▶ **What needs to be done**: Go through the data and report each line that holds the string "Lesson".

[Element data from apps and pages]
* * * * * * *

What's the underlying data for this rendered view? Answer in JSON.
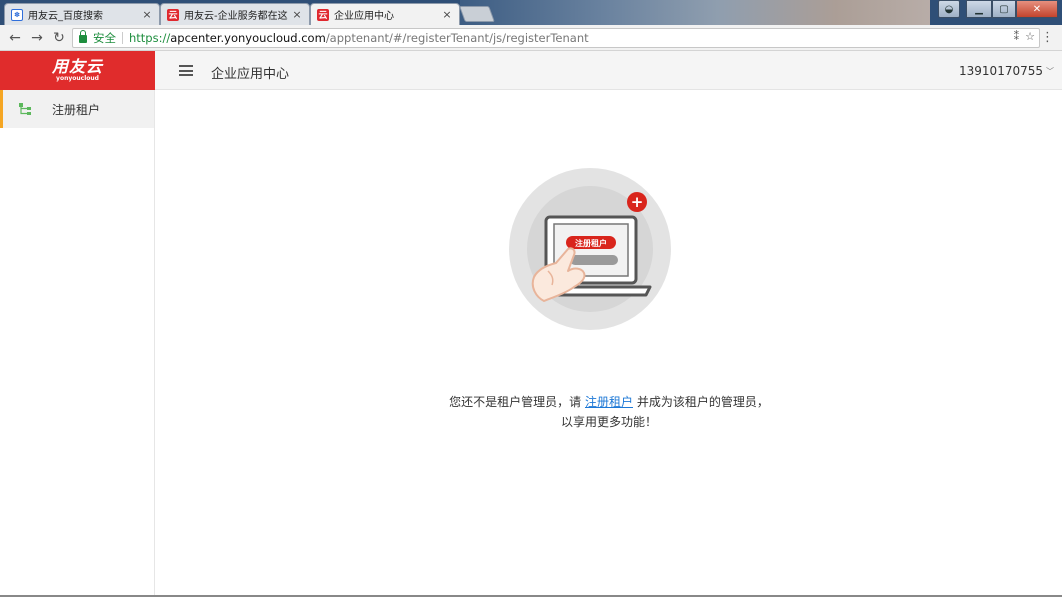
{
  "browser": {
    "tabs": [
      {
        "title": "用友云_百度搜索",
        "favicon": "baidu-paw-icon"
      },
      {
        "title": "用友云-企业服务都在这",
        "favicon": "yonyou-logo-icon"
      },
      {
        "title": "企业应用中心",
        "favicon": "yonyou-logo-icon",
        "active": true
      }
    ],
    "close_glyph": "×",
    "address": {
      "secure_label": "安全",
      "url_scheme": "https://",
      "url_host": "apcenter.yonyoucloud.com",
      "url_path": "/apptenant/#/registerTenant/js/registerTenant"
    }
  },
  "app": {
    "logo": {
      "main": "用友云",
      "sub": "yonyoucloud"
    },
    "header_title": "企业应用中心",
    "user_phone": "13910170755",
    "sidebar": {
      "items": [
        {
          "label": "注册租户",
          "icon": "org-tree-icon",
          "active": true
        }
      ]
    },
    "illustration": {
      "badge_text": "注册租户",
      "plus_glyph": "+"
    },
    "message": {
      "prefix": "您还不是租户管理员，请",
      "link": "注册租户",
      "suffix": "并成为该租户的管理员，",
      "line2": "以享用更多功能！"
    }
  },
  "colors": {
    "brand_red": "#e02c2c",
    "active_accent": "#f5a623",
    "link_blue": "#1d78d6"
  }
}
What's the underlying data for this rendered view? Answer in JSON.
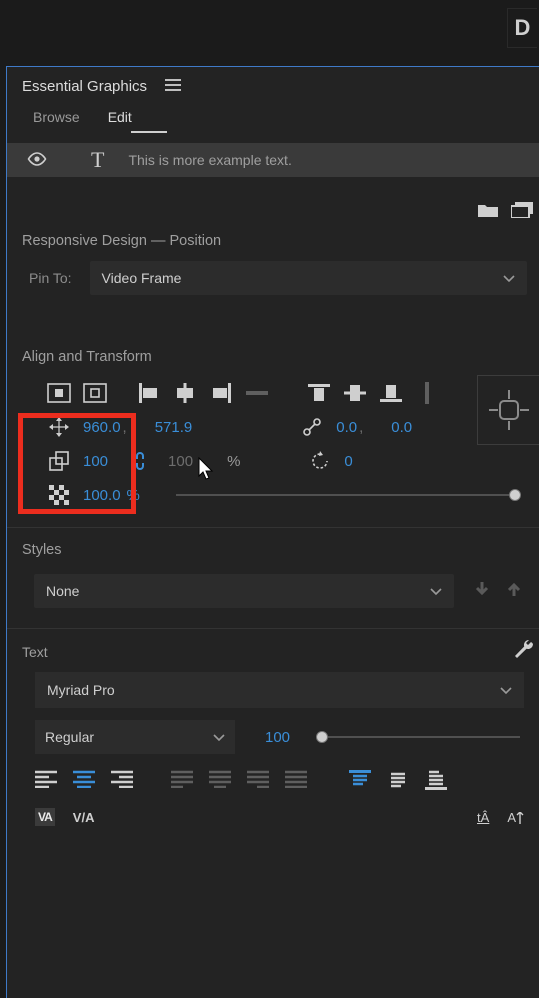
{
  "panel": {
    "title": "Essential Graphics"
  },
  "tabs": {
    "browse": "Browse",
    "edit": "Edit"
  },
  "layer": {
    "name": "This is more example text."
  },
  "responsive": {
    "title": "Responsive Design — Position",
    "pin_label": "Pin To:",
    "pin_value": "Video Frame"
  },
  "align": {
    "title": "Align and Transform",
    "pos_x": "960.0",
    "pos_x_sep": ",",
    "pos_y": "571.9",
    "anchor_x": "0.0",
    "anchor_x_sep": ",",
    "anchor_y": "0.0",
    "scale": "100",
    "scale_linked": "100",
    "rotation": "0",
    "opacity": "100.0",
    "pct1": "%",
    "pct2": "%"
  },
  "styles": {
    "title": "Styles",
    "value": "None"
  },
  "text": {
    "title": "Text",
    "font": "Myriad Pro",
    "weight": "Regular",
    "size": "100"
  }
}
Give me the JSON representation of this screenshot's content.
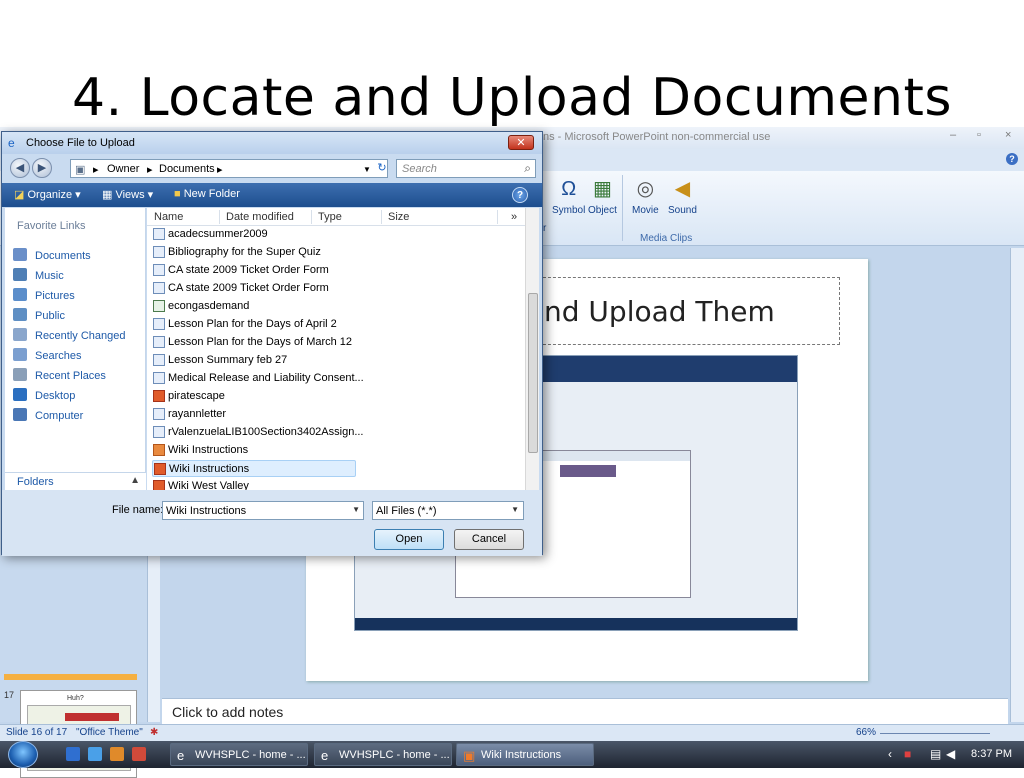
{
  "slide": {
    "title": "4. Locate and Upload Documents",
    "heading": "nd Upload Them",
    "notes_placeholder": "Click to add notes"
  },
  "ppt_window": {
    "title": "ns - Microsoft PowerPoint non-commercial use",
    "ribbon": {
      "symbol_label": "Symbol",
      "object_label": "Object",
      "movie_label": "Movie",
      "sound_label": "Sound",
      "media_group_label": "Media Clips",
      "partial_label": "r"
    },
    "thumbnail": {
      "number": "17",
      "text": "Huh?"
    }
  },
  "status_bar": {
    "slide_info": "Slide 16 of 17",
    "theme": "\"Office Theme\"",
    "zoom": "66%"
  },
  "taskbar": {
    "buttons": [
      {
        "label": "WVHSPLC - home - ...",
        "icon": "ie-icon"
      },
      {
        "label": "WVHSPLC - home - ...",
        "icon": "ie-icon"
      },
      {
        "label": "Wiki Instructions",
        "icon": "powerpoint-icon"
      }
    ],
    "clock": "8:37 PM"
  },
  "dialog": {
    "title": "Choose File to Upload",
    "breadcrumb": [
      "Owner",
      "Documents"
    ],
    "search_placeholder": "Search",
    "toolbar": {
      "organize": "Organize",
      "views": "Views",
      "new_folder": "New Folder"
    },
    "favorites_title": "Favorite Links",
    "favorites": [
      {
        "label": "Documents",
        "color": "#6a8fc9"
      },
      {
        "label": "Music",
        "color": "#4f7fb5"
      },
      {
        "label": "Pictures",
        "color": "#5b8ecb"
      },
      {
        "label": "Public",
        "color": "#5f8fc4"
      },
      {
        "label": "Recently Changed",
        "color": "#8aa6cc"
      },
      {
        "label": "Searches",
        "color": "#7b9fd0"
      },
      {
        "label": "Recent Places",
        "color": "#8a9fb8"
      },
      {
        "label": "Desktop",
        "color": "#2b6fc0"
      },
      {
        "label": "Computer",
        "color": "#4a77b5"
      }
    ],
    "folders_label": "Folders",
    "columns": {
      "name": "Name",
      "date_modified": "Date modified",
      "type": "Type",
      "size": "Size"
    },
    "files": [
      {
        "name": "acadecsummer2009",
        "icon": "doc"
      },
      {
        "name": "Bibliography for the Super Quiz",
        "icon": "doc"
      },
      {
        "name": "CA state 2009 Ticket Order Form",
        "icon": "doc"
      },
      {
        "name": "CA state 2009 Ticket Order Form",
        "icon": "doc"
      },
      {
        "name": "econgasdemand",
        "icon": "xls"
      },
      {
        "name": "Lesson Plan for the Days of April 2",
        "icon": "doc"
      },
      {
        "name": "Lesson Plan for the Days of March 12",
        "icon": "doc"
      },
      {
        "name": "Lesson Summary feb 27",
        "icon": "doc"
      },
      {
        "name": "Medical Release and Liability Consent...",
        "icon": "doc"
      },
      {
        "name": "piratescape",
        "icon": "pps"
      },
      {
        "name": "rayannletter",
        "icon": "doc"
      },
      {
        "name": "rValenzuelaLIB100Section3402Assign...",
        "icon": "doc"
      },
      {
        "name": "Wiki Instructions",
        "icon": "ppt"
      },
      {
        "name": "Wiki Instructions",
        "icon": "pps",
        "selected": true
      },
      {
        "name": "Wiki West Valley",
        "icon": "pps"
      }
    ],
    "file_name_label": "File name:",
    "file_name_value": "Wiki Instructions",
    "file_type_value": "All Files (*.*)",
    "open_label": "Open",
    "cancel_label": "Cancel"
  }
}
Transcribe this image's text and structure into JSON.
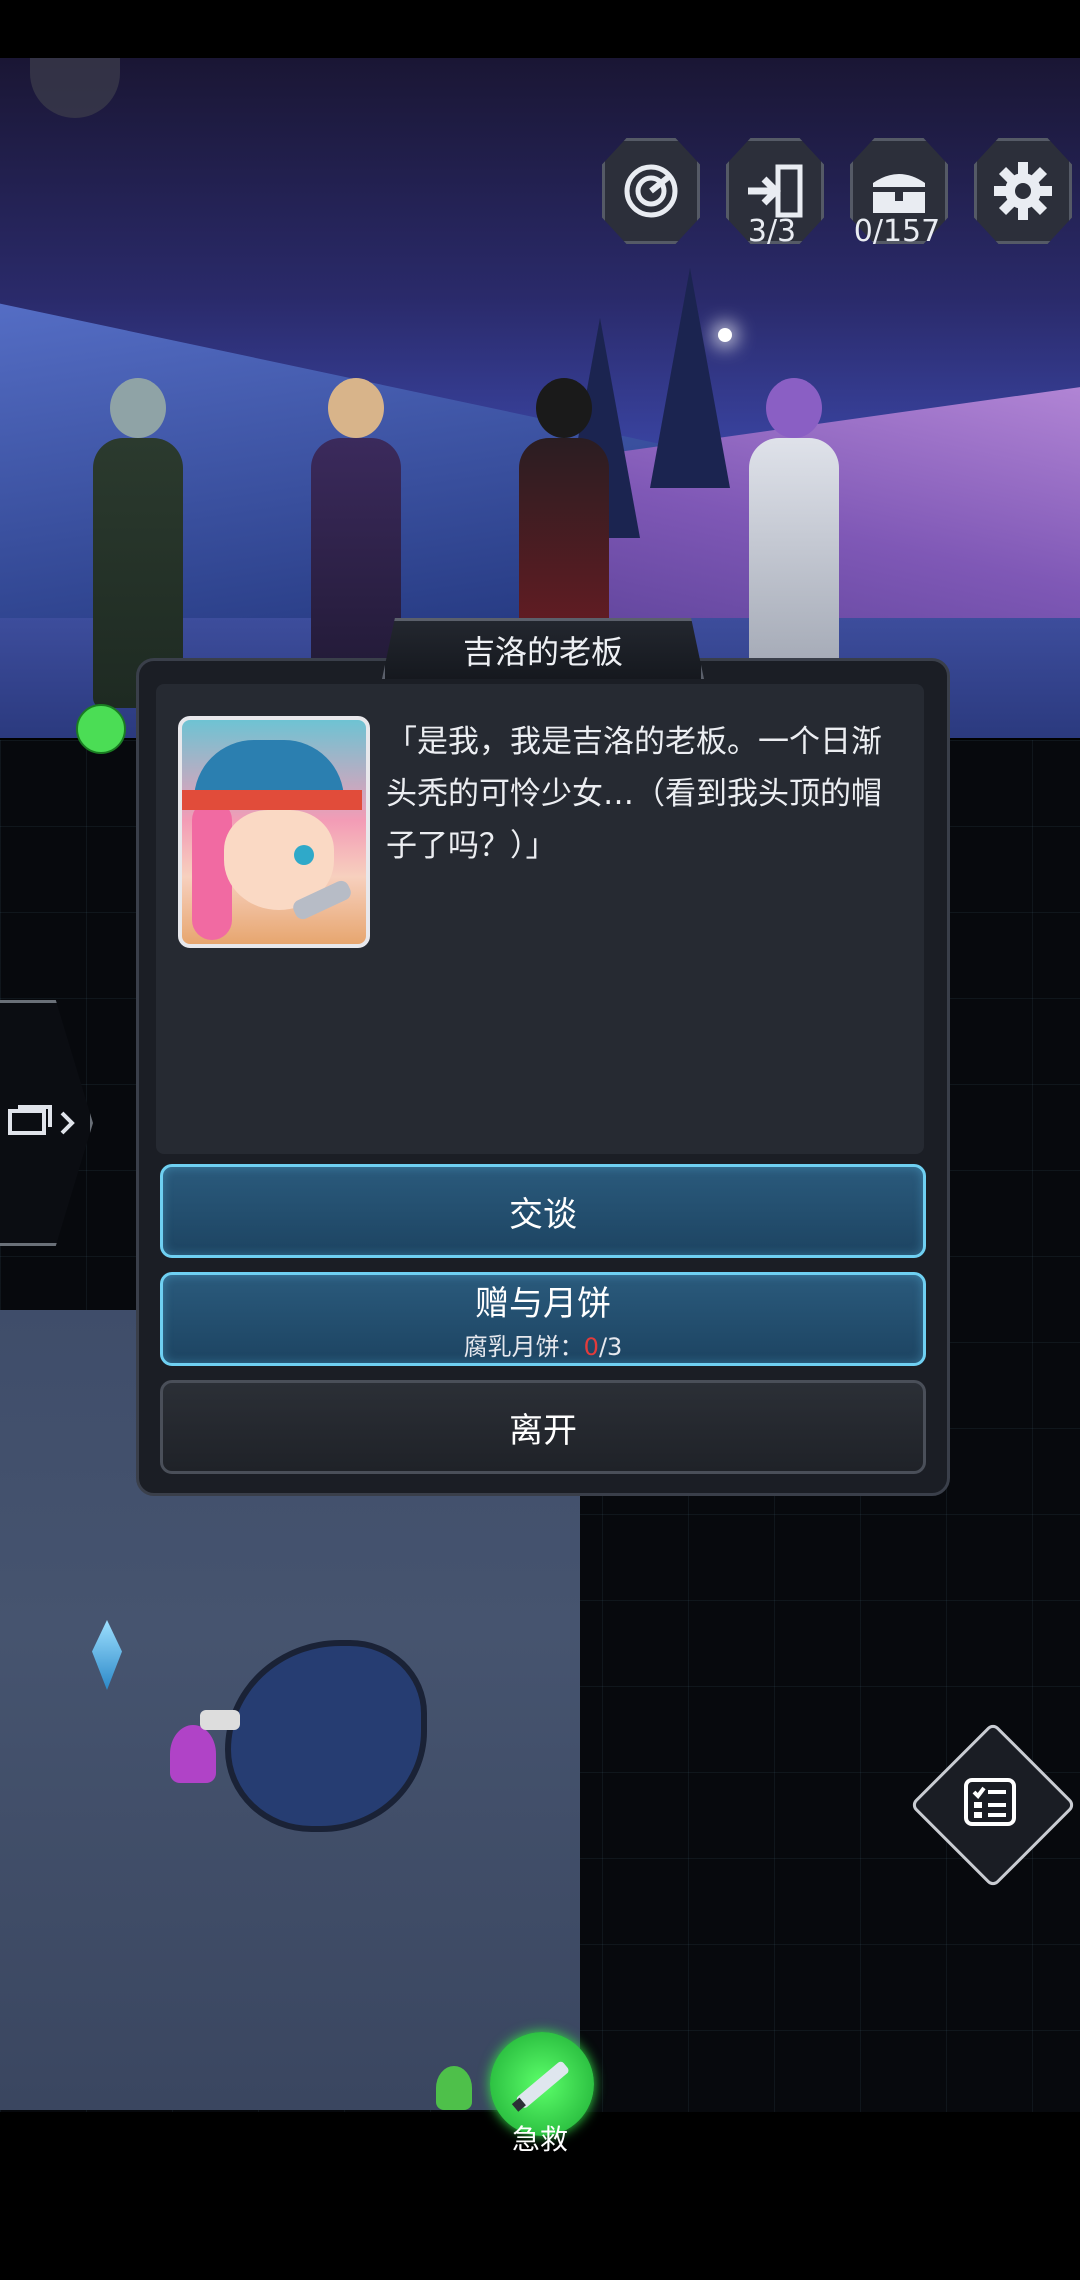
{
  "top_bar": {
    "radar_icon": "radar-icon",
    "exit_icon": "exit-door-icon",
    "exit_count": "3/3",
    "chest_icon": "treasure-chest-icon",
    "chest_count": "0/157",
    "settings_icon": "gear-icon"
  },
  "dialog": {
    "title": "吉洛的老板",
    "text": "「是我，我是吉洛的老板。一个日渐头秃的可怜少女…（看到我头顶的帽子了吗？）」",
    "talk_button": "交谈",
    "gift_button": "赠与月饼",
    "gift_sub_label": "腐乳月饼：",
    "gift_have": "0",
    "gift_need": "/3",
    "leave_button": "离开"
  },
  "map": {
    "rescue_label": "急救",
    "quest_list_icon": "checklist-icon",
    "chat_icon": "chat-icon"
  },
  "colors": {
    "accent_cyan": "#6fd0f2",
    "button_blue": "#1d4462",
    "count_red": "#e23b3b"
  }
}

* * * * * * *

▶ **Result of the exercise**:
        "name": "Lesson Plan for the Days of April 2",
        "name": "Lesson Plan for the Days of March 12",
        "name": "Lesson Summary feb 27",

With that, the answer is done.